13 October 2010

Using Apple Cider Vinegar (ACV) to Cleanse Hair


A reader recently asked me about the gunk that builds up in her daughter's hair around rubber bands. I'm sure many of us have seen this before; it's a combination of product, shed hair, and dirt. It sort of looks like little dust bunnies clumping around the rubber band. When you remove the rubber band you notice that the hair is still clumped together and the stuff holding it that way is a little like glue and may have whitish fuzz.

I have a favourite solution for this (as many mamas out there also use) and that's apple cider vinegar. Yep, that's right, the same stuff you use in the kitchen.

Why ACV Is Good for Hair

1. Restores Hair to Healthy pH
Interestingly, the pH of ACV and the pH of most people's hair is pretty close. ACV has a pH of roughly 3 and most hair falls between a pH of 4.5 and 5.5.  In contrast, most shampoos available on the market are strongly alkaline. So, if you use a lot of hair products that have a strong alkaline content, you are basically changing the pH balance of your hair. Using ACV as a rinse helps clean out the alkaline-based products that can build up on your hair, thus returning your hair to its normal pH balance.

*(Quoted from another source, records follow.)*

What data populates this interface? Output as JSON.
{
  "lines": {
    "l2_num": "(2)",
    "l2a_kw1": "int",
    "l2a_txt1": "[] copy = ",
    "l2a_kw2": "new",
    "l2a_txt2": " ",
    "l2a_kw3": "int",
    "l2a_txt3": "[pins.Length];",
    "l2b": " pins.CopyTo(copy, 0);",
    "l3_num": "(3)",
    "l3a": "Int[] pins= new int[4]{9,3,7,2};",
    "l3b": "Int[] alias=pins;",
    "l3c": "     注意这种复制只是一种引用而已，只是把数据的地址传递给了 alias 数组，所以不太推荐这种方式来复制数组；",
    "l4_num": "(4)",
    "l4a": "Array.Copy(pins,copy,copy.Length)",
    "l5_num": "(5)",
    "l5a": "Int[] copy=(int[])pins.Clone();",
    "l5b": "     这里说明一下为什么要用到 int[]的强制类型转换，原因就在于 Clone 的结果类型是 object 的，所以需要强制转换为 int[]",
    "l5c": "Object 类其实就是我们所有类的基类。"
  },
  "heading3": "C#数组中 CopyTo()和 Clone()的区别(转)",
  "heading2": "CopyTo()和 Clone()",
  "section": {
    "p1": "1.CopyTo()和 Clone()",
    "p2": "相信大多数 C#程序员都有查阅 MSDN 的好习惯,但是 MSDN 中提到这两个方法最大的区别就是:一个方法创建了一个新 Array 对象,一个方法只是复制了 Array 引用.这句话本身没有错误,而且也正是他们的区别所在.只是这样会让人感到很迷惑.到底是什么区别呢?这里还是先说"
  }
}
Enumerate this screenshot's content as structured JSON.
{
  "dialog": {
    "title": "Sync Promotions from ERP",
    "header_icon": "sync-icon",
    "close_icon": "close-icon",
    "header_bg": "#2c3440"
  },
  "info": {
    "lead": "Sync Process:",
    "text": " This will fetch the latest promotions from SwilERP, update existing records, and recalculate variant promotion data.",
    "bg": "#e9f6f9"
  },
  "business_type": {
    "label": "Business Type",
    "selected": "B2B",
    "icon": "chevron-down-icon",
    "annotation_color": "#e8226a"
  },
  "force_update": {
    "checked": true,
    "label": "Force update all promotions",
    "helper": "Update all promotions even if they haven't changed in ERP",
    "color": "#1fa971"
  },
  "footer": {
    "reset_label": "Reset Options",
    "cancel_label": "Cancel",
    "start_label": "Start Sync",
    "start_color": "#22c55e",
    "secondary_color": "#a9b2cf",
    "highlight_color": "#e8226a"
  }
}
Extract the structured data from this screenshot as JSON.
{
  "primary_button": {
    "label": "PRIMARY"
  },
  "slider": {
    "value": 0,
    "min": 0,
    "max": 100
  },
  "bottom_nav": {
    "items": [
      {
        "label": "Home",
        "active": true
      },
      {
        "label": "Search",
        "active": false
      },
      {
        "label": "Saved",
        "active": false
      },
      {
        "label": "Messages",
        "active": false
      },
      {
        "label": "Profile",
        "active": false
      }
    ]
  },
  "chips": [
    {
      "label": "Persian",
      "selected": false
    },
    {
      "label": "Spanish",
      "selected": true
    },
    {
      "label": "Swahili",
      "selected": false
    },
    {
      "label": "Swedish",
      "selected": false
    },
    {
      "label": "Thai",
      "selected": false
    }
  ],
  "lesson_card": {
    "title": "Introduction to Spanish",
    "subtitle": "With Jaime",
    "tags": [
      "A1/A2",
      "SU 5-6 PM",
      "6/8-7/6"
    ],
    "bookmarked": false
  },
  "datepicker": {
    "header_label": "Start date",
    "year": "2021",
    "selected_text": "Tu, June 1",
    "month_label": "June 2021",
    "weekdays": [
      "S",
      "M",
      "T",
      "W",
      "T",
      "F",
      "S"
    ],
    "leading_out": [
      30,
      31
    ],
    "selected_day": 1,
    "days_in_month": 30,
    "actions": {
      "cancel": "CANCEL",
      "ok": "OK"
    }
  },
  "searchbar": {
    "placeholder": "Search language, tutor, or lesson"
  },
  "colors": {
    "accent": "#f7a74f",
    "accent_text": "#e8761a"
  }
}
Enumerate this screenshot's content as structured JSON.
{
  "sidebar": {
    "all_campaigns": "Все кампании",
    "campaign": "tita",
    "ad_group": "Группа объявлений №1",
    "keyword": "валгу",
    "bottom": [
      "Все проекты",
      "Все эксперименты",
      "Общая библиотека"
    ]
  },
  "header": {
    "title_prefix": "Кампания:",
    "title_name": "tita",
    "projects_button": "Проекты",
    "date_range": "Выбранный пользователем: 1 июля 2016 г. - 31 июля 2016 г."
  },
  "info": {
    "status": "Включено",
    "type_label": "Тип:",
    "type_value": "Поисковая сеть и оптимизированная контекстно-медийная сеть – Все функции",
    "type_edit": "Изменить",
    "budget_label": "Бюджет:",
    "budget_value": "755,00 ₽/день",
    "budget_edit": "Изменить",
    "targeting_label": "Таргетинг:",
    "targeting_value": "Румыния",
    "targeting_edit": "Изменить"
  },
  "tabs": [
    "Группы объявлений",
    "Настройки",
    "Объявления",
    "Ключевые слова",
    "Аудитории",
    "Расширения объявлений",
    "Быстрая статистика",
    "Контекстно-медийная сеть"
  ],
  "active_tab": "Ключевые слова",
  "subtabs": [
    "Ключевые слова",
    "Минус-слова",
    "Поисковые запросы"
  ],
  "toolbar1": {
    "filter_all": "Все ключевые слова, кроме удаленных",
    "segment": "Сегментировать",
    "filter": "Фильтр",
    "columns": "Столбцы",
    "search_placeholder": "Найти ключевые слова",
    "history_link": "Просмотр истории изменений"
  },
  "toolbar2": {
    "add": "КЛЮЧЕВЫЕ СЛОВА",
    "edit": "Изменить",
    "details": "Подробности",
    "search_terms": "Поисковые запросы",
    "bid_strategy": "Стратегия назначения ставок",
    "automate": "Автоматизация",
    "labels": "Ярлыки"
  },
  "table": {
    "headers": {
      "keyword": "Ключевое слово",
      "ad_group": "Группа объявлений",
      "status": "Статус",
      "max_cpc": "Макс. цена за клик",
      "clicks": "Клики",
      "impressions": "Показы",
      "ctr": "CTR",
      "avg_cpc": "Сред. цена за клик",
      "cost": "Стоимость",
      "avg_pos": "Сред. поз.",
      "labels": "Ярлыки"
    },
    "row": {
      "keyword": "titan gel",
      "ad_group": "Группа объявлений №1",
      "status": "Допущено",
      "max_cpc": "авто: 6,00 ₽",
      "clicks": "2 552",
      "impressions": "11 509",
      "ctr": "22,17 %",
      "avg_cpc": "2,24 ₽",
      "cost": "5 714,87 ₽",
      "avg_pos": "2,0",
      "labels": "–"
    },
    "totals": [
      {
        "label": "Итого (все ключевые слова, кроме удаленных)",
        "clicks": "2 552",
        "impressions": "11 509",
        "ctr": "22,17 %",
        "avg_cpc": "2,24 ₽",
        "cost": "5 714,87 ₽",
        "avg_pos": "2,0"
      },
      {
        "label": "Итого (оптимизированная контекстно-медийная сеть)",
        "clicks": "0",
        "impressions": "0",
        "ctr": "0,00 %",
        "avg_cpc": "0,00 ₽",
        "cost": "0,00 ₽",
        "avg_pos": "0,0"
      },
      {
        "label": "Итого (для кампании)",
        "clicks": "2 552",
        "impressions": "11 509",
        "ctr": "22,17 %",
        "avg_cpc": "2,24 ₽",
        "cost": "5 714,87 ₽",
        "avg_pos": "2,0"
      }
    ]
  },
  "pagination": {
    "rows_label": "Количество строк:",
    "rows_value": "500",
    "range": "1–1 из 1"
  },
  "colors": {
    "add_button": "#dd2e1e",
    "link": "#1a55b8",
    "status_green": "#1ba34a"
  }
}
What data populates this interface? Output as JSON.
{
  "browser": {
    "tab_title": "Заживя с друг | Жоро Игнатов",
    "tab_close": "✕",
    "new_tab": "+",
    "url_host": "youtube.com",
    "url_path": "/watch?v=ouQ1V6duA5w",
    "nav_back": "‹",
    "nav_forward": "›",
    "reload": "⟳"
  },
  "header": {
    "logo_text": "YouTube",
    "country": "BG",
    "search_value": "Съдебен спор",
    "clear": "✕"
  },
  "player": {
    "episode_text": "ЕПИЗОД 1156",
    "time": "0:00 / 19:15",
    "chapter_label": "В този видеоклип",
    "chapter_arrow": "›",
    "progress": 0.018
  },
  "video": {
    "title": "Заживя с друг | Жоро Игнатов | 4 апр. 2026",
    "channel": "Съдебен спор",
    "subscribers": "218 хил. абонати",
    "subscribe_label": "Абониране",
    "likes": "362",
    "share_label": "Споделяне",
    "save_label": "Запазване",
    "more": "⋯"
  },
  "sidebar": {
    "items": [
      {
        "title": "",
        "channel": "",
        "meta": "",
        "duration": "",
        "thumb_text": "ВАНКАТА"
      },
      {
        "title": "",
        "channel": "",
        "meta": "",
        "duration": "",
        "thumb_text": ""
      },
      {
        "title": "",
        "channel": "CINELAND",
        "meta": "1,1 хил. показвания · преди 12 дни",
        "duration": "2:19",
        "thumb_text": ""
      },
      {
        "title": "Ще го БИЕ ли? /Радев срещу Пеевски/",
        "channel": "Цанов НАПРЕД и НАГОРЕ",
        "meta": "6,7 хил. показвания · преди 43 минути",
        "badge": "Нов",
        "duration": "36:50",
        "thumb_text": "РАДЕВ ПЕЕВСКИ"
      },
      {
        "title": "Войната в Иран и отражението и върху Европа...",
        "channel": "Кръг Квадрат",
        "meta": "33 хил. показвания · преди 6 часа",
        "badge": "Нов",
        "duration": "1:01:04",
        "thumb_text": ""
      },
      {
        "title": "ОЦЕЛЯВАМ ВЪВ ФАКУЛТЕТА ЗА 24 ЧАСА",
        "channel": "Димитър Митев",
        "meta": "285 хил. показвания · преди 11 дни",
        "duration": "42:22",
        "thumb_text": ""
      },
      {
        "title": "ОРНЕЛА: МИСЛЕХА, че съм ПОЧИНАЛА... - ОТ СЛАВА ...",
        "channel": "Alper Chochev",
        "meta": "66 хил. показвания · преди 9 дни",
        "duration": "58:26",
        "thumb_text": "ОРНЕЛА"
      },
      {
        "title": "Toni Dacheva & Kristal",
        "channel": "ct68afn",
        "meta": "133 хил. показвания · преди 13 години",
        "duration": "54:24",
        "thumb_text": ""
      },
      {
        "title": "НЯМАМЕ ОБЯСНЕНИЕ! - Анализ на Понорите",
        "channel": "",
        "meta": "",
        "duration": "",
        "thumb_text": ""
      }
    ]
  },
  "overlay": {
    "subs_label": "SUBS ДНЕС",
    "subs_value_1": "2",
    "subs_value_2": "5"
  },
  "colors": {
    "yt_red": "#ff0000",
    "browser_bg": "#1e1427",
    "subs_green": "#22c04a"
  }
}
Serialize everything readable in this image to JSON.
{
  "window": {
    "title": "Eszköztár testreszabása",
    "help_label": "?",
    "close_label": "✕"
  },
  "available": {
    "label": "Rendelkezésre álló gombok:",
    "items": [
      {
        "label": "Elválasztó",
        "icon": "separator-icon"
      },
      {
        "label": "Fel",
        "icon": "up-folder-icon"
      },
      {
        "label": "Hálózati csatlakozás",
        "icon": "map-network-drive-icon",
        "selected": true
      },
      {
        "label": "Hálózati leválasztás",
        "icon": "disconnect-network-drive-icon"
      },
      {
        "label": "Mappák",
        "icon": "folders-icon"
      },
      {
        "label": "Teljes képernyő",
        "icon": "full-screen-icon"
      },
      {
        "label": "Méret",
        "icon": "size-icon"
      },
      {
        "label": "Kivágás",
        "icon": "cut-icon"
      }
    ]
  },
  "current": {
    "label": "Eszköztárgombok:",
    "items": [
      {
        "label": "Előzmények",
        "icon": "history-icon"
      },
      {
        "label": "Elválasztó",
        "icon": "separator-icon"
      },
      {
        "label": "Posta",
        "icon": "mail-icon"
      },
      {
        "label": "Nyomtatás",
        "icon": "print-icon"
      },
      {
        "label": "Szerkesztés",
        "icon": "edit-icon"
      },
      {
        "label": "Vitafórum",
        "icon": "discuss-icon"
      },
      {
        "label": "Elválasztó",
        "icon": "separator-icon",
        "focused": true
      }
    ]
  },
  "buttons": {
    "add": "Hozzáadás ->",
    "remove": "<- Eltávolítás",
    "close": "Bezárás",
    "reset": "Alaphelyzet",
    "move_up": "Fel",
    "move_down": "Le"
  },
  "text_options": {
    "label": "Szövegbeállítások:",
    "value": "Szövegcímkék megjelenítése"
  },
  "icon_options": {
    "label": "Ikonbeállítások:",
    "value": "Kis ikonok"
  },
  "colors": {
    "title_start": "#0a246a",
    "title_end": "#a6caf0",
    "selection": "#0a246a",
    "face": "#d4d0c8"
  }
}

2. Kills Bacteria
Believe it or not, dandruff and other "itchy scalp" issues is often caused by a bacteria called bottle bacillus, which clogs hair follicles. When follicles get clogged, they start to get crusty and can itch and flake. ACV will kill bottle bacillus, thus helping control one of the main causes of itchy, flaky scalps.

3. Can Make Hair Appear Shinier
Unlike a lot of products out there that add sheen to hair by coating the hair with product, ACV actually does so by closing the cuticles of the hair shaft. When the cuticles are closed, this makes the hair shaft appear more smooth, thus reflecting more light. Think of the difference on the skin between open pores an closed pores on the skin. Same concept.

4. Possible Remedy for Lice
Thank goodness I have not had to deal with this yet, but rumour has it that ACV, used in conjunction with olive oil, can be a home remedy treatment for lice. The olive oil is used first to suffocate the lice, and the ACV is used as rinse afterwards to detach the nits from the hair. You still have to comb through the hair with a finetooth comb, but for those who are not interested in using harsh commercial lice treatments, this might be something to look into.

So after singing the praises of what ACV can do for the hair, now it comes down to how to use it.  I still laugh when I think about the several YouTube videos that I've seen of people trying to use ACV for the first time. Allow me to save you the trouble of making the same mistakes that some people have made by explaining that you do not use the ACV in full strength on the hair.  Not only will you want to pass out of from the strong smell, it will be too acidic for the hair and will negate any benefits it might provide.

Here is the recipe that I use for ACV:

2 Tablespoons ACV
1 cup (8 oz) of warm water

I have used both a spray bottle and a squirt bottle to add it to the hair and have found that a spray bottle with a stream option works best for us.  Getting the ACV to the roots of the hair is the most important for all of it's benefits, so just a straight spray wouldn't really work in getting it where it needs to go.  The squirt bottle was helpful, but actually was a little hard to control where the flow was going. That's just our experience, though.

You can actually use ACV instead of shampoo. Sometimes I will either co-wash (conditioner-only wash) or use ACV rinse, especially if I'm interested in sealing off her cuticles.  Boo's hair stays nicely moisturized and yet perfectly cleaned without having to use heavily alkaline shampoo products.

So, back to the gunk, or goo.  You can use the AVC rinse just like you would a shampoo to cleanse all of the hair, or you can spot use it on just some trouble spots, like the little areas around the area where it built up around a rubber band. Either way, it's been our go-to way of attacking the goo and a very inexpensive way to do so.

On a side note, I have only used the raw, organic version of ACV, like Bragg's. I would imagine the benefits would be greater the closer the ACV is to it's original state. I can only assume that the more processed the ACV is, the less likely you are to see its full benefits. Also, the health benefits outlined above are not exclusive to chocolate hair! They are equally as useful for vanilla hair and can be used as a clarifying shampoo for any hair type when you want a more natural way to wash hair and/or you just want to get that greasy, oily feeling out!